State College Area School Board Vice President Amber Concepcion encourages parents to keep an open dialogue on the subject.
Caregivers should carefully monitor their children’s online activity, and even be “friends” with their kids on the social media platforms they’re using, she says.
“The schools also have a role in terms of teaching appropriate online behavior and safety,” Concepcion adds.
Pennsylvania’s anti-bullying laws and policies do cover cyberbullying, according to Stopbullying.gov. There are no specific groups listed in Pennsylvania anti-bullying laws. Schools that receive federal funding are required by federal law to address discrimination on a number of different personal characteristics.
Pennsylvania’s School Code of 1949, amended in 2008, states each school “entity” was required to adopt an anti-bullying policy by Jan. 1, 2009 which it must review every three years.
According to Pennsylvania Safe Schools Act’s website, the law does not prescribe what should be in the policy. PASS Act writers, which include Pennsylvania high school and college students, believe Pennsylvania state law leaves gaps in addressing the issue with weak or non-existent: reporting requirements, comprehensive definitions, effective remediation, awareness of the policy, and education for prevention.
According to the PASS Act’s website, bullying, cyberbullying and harassment are underreported. In 2011, the school districts in Allegheny County (148,255 students) collectively reported 765 cases of bullying, while the School District of Philadelphia (166,272 students) reported only 53 cases. With the City of Philadelphia known to have extreme bullying issues, this number is clearly under-reported. The PASS Act was independently conceived of and written in 2012, according to its website.

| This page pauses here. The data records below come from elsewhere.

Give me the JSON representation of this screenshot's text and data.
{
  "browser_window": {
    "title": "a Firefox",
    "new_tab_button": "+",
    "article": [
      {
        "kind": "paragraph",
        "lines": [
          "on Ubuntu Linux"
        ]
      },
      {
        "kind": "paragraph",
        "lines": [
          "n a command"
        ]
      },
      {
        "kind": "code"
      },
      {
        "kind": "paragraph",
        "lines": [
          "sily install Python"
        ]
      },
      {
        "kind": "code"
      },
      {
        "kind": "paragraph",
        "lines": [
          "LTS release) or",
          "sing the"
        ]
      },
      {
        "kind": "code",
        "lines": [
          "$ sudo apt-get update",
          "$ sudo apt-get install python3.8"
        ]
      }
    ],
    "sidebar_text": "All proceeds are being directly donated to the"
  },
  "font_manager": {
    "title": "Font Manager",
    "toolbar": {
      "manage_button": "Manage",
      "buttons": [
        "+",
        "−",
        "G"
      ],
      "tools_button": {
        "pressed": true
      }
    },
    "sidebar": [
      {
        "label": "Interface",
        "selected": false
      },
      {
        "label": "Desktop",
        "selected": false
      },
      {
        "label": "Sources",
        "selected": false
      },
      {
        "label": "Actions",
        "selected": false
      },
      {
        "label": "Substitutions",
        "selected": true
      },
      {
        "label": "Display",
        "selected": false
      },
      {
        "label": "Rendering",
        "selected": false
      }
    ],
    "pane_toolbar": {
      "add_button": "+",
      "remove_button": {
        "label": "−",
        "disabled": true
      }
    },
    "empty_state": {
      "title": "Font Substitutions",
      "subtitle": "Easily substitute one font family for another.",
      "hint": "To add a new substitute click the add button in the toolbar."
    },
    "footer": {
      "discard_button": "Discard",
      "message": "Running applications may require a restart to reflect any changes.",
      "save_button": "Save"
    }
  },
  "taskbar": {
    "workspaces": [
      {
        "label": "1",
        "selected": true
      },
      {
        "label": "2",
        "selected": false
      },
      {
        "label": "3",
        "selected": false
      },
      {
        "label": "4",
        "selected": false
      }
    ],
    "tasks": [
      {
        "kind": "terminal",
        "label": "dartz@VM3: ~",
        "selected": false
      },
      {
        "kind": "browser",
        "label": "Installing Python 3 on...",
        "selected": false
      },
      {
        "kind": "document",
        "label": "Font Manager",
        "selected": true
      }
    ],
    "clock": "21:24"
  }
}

For more information visit www.stopbullying.gov.
Stopbullying.gov recommends cyberbullying be documented and reported to online service providers, law enforcement and schools. The website recommends the following tips:
- Don’t respond to and don’t forward cyberbullying messages
- Keep evidence of cyberbullying. Record the dates, times and descriptions of instances when cyberbullying has occurred. Save and print screenshots, emails and text messages. Use this evidence to report cyberbullying to web and cell phone service providers
- Block the person who is cyberbullying